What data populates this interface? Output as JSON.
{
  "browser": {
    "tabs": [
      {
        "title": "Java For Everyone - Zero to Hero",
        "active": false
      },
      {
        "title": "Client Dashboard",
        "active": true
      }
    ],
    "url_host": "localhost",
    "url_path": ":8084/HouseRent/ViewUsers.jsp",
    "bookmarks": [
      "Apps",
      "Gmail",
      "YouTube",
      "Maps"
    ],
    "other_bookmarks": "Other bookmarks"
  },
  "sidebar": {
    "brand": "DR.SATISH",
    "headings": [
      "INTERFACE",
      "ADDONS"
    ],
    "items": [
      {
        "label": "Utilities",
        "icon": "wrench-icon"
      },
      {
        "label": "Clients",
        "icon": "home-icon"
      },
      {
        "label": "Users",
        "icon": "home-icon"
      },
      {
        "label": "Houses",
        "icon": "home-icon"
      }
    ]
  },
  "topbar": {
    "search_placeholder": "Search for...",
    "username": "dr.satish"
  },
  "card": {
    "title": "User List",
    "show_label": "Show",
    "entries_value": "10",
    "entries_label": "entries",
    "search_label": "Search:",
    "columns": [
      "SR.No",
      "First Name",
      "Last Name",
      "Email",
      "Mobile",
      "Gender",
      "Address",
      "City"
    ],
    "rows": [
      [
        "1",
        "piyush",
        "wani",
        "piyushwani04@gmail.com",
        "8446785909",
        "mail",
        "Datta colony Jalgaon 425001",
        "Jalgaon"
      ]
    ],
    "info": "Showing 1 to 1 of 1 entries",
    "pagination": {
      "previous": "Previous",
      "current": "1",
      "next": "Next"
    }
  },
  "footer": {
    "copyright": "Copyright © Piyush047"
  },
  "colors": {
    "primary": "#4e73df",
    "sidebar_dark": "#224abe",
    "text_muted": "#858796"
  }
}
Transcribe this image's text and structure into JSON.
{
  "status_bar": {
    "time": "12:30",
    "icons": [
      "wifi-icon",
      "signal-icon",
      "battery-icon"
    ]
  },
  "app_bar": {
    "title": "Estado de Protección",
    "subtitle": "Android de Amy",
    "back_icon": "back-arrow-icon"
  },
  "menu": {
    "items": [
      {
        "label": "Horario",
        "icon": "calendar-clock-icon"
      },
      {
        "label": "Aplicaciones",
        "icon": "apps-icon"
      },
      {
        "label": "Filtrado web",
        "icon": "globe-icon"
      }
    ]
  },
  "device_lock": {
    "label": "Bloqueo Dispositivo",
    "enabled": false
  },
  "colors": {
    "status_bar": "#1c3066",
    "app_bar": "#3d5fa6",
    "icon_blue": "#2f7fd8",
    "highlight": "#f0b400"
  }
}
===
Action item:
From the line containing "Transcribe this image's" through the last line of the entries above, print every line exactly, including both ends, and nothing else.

Finished exercise:
Transcribe this image's text and structure into JSON.
{
  "status_bar": {
    "time": "12:30",
    "icons": [
      "wifi-icon",
      "signal-icon",
      "battery-icon"
    ]
  },
  "app_bar": {
    "title": "Estado de Protección",
    "subtitle": "Android de Amy",
    "back_icon": "back-arrow-icon"
  },
  "menu": {
    "items": [
      {
        "label": "Horario",
        "icon": "calendar-clock-icon"
      },
      {
        "label": "Aplicaciones",
        "icon": "apps-icon"
      },
      {
        "label": "Filtrado web",
        "icon": "globe-icon"
      }
    ]
  },
  "device_lock": {
    "label": "Bloqueo Dispositivo",
    "enabled": false
  },
  "colors": {
    "status_bar": "#1c3066",
    "app_bar": "#3d5fa6",
    "icon_blue": "#2f7fd8",
    "highlight": "#f0b400"
  }
}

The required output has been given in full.